By Henrik Thiele, a member of the Rotaract Club of Paderborn, Germany, and president of the Rotaract Germany Committee
Recently, Rotaract clubs throughout Germany were looking for a signature project and decided to concentrate on the environment. After watching a Swiss documentary on bees, “More than honey,” one Rotaractor became passionate about focusing our attention on protecting these little superheroes. Did you know, for instance, that wild bees are responsible for pollinating more than 80 percent of our crops and wild plants? We can’t survive without them.
Most of the dangers to bees are man-made. Climate change, monotonous agricultural landscapes, and pesticides are just a few of the many reasons why our little yellow friends are dying in ever-increasing numbers.
With the project “BeeAlive” German Rotaractors began to support wild bees by building bee hotels, educating people about the threat to the bee population, and sowing wildflower meadows. All German Rotaract clubs participated, starting with the most northern club of Flensburg, which visited a beekeeper with their sponsor Rotary club. The southern-most Rotaract club in Germany, Kempten Allgäu, planted a meadow of more than 32,000 square feet for bees to pollinate.
The Bundessozialaktion (BuSo) project, as it is called in German, is divided into three parts:
All the Rotaract clubs in Germany worked together to education the population about bee mortality and the associated consequences for our environment, organizing theme days and informational events. We found many opportunities to cooperate with beekeepers’ associations and nature conservation associations. Efforts ranged from the Rotoract Club of Berlin organizing an online presentation that was promoted across the country, by Dr. Kaspar Bienefeld, a renowned scientist and professor in the field of insects and bees at the Humboldt University of Berlin, to the Rotaract Club of Rheda Wiedenbrück holding a local fair.
Many of the projects are costly. Therefore, fundraising is an integral part of our efforts. The Rotaract Club of Duisburg-Niederrhein organized a Bee-Pong tournament, raising over $1,000 and the Rotaract Club of Paderborn hosted a Pub Quiz on the topic of bees. Clubs also got creative by selling homemade products, from beeswax chapsticks by the Bad Wörishofen-Mindelheim Club to bee-hotels (Herne-Wanne Eickel). There are also many organizations that do great work with our fundraising, like the NaBu; the German Nature and Biodiversity Conservation Union, or the local beekeepers associations.
By building bee hotels and diversifying local beds, we make room for wildflowers and create a better environment for insects. Over 100,000 square feet of meadows were planted by clubs in District 1841 and by the Rotaract clubs of Lemgo-Lippe and AC Landshut-Trausnitz.
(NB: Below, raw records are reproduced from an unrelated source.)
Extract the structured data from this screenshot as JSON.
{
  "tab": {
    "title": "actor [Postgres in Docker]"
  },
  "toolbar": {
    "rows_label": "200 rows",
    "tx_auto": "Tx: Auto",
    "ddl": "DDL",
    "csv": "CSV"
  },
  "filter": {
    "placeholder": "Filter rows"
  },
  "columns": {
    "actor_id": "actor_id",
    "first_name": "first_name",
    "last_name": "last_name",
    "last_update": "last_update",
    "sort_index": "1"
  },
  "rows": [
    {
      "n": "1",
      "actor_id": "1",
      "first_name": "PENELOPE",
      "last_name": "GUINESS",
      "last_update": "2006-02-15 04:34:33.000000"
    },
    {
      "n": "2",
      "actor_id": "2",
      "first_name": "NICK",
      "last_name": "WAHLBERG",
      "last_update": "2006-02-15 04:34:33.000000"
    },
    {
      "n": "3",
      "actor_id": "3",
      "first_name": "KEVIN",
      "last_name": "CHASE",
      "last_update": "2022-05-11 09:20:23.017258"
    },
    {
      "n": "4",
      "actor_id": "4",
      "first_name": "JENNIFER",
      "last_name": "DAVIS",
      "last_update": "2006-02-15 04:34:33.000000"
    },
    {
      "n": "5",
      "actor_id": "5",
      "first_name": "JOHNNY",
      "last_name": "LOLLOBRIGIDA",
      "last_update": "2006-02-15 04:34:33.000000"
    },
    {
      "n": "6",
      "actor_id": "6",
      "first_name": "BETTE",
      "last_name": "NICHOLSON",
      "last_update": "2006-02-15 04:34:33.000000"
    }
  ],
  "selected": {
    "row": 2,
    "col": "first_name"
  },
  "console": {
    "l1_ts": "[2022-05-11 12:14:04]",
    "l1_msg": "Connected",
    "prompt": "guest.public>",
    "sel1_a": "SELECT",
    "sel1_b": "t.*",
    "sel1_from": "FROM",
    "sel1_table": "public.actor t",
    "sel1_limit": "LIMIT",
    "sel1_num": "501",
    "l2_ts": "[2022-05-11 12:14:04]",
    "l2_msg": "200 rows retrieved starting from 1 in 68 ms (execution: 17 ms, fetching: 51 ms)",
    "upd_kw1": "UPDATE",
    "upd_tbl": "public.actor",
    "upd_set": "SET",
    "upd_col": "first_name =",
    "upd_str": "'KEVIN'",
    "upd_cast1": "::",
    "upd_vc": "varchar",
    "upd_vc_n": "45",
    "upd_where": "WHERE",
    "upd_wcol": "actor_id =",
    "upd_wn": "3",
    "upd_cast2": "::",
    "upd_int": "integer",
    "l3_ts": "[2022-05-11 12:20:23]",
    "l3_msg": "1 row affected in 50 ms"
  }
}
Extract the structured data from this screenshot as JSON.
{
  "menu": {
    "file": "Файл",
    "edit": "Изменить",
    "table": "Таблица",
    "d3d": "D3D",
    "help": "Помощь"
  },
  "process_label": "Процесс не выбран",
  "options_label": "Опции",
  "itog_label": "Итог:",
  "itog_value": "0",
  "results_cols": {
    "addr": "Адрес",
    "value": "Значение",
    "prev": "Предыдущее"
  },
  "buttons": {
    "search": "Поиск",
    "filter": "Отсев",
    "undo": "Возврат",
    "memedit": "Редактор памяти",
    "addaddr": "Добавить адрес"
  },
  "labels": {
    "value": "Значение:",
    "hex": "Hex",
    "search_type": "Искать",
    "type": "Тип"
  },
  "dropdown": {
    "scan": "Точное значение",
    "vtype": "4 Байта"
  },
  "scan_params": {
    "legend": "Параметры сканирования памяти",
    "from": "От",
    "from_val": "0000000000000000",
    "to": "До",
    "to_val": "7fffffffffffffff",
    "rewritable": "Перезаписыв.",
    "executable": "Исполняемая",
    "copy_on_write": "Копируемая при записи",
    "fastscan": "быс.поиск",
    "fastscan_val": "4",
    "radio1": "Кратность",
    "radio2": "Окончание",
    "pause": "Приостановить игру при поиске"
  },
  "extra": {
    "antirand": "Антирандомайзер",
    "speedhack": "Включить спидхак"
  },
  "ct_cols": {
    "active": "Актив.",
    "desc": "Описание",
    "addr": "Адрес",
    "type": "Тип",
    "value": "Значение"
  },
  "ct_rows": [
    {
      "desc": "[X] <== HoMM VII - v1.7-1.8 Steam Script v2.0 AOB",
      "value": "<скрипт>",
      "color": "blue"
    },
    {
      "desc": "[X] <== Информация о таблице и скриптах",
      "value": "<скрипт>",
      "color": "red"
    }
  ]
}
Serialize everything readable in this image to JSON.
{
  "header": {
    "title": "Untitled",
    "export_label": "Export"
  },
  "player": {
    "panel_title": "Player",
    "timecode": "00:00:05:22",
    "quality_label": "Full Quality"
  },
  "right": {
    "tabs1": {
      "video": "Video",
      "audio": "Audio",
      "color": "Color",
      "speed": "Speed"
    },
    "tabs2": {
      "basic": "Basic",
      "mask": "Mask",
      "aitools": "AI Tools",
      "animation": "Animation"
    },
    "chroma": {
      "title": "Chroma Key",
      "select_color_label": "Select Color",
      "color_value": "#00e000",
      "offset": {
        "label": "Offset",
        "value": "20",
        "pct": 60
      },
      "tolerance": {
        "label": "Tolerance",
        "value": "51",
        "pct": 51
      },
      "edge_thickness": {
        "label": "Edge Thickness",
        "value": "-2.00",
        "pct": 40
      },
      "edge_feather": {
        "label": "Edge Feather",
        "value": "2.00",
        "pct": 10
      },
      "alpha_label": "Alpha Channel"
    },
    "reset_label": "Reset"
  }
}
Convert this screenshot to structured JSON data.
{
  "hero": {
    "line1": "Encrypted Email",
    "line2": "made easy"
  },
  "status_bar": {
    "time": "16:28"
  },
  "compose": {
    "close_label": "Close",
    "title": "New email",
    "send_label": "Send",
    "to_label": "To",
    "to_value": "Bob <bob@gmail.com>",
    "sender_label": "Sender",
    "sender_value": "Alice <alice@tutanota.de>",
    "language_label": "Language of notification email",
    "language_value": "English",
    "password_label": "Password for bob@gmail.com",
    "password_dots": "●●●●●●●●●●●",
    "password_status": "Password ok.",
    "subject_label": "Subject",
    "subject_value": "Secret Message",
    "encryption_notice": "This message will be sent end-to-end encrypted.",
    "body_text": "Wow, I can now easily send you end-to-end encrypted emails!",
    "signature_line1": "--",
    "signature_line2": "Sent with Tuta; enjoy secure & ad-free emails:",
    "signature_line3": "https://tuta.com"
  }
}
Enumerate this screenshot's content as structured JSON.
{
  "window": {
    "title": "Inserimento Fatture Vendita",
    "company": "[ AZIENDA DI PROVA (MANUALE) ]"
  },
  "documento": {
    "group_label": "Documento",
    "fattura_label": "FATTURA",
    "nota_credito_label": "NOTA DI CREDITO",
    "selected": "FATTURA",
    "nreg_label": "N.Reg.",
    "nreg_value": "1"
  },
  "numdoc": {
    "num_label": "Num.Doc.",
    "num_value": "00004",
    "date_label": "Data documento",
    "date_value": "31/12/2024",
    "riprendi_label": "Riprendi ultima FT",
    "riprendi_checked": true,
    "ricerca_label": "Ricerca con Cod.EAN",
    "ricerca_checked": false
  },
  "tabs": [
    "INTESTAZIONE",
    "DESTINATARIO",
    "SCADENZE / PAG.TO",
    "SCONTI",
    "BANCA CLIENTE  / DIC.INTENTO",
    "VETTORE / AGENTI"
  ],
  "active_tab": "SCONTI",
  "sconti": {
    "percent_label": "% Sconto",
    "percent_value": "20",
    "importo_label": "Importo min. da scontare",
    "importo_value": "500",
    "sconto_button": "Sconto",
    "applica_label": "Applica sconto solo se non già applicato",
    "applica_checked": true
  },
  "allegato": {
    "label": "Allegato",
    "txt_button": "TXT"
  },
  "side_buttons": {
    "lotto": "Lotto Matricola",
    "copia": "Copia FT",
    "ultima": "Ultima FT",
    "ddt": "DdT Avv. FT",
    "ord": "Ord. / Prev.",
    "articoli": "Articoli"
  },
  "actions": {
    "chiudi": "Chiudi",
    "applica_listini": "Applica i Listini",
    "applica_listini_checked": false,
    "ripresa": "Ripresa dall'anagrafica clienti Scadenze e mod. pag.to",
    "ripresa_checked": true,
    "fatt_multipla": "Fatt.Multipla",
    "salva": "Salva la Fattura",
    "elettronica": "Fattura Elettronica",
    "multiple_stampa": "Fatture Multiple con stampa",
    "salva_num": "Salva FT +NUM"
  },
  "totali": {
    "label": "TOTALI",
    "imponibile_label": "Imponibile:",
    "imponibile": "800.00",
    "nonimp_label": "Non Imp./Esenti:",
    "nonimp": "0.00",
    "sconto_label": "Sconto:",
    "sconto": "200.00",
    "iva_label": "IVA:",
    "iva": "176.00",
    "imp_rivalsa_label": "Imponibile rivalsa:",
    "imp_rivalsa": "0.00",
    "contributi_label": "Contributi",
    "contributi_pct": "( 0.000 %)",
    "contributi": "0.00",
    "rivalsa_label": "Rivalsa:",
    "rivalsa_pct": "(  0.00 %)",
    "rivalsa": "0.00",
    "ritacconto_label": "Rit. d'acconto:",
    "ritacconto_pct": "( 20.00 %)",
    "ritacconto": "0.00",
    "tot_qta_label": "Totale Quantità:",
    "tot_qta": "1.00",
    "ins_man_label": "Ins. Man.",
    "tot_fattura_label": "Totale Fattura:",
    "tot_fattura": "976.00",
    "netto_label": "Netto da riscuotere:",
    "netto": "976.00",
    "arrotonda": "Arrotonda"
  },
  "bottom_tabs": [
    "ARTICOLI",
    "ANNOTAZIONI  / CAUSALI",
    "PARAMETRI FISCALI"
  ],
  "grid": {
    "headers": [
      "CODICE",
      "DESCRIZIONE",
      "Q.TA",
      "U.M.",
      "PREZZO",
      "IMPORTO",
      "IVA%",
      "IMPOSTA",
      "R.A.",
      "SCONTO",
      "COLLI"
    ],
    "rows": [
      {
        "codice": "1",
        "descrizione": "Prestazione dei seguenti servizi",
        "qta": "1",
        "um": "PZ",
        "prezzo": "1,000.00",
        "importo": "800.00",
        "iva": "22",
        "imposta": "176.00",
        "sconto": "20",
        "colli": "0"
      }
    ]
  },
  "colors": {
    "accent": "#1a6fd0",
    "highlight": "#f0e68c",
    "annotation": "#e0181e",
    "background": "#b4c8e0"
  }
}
In many of these, Rotaractors, Rotarians, family and friends joined together.
Building a few thousand hotels, we were already able to surpass our goal of 500. The reason is simple. All you need for a hotel is a wooden frame for the outside, hardwood with holes drilled into it, and hollowed out bamboo for the inside. The best part is that you can put up a plaque reading “Made by Rotary/Rotaract” and you have the perfect ambassador for Rotary in your local community.
All in all, we hope to make the world a better place by raising awareness of this important issue and working to solve the problem in our local communities. But this is not an issue that can be solved locally. It is a global problem and we need to make a global impact. Join us in our efforts.
Post your actions under the hashtag #beealive and contact us at: firstname.lastname@example.org
Reblogged this on Rotaract Club of SLIIT.
Pingback: What’s all the buzz about bees? – Rotary e-Club of Arizona
John … Persevere … It’ll take you a year and more to gat a handle on Rotary’s organisation and algorithms. Worth the effort.
LikeLiked by 1 person
So many of these stories would make nice entries on the international section of our Rotary Club website – but I’m guessing to use them in that way – and especially to use the graphics – would be an infringement of copyright? This is a shame as the story simply goes untold.
Actually John, we encourage clubs to reuse most of the content here on our blog, as well as on Rotary.org. We secure a non-exclusive perpetual license to use, publish, print, reproduce, duplicate etc. all photos or graphic materials through a license agreement. And clubs are encouraged to use stories shared here as long as they are within Rotary purposes.
LikeLiked by 1 person
That’s good news. I’m relatively new to Rotary and – although doubtless it’s my own skill deficit – where to find that sort of information amongst the multiple Rotary sites is something I’d obviously failed to stumble upon. Thanks.
Pingback: What’s that buzz?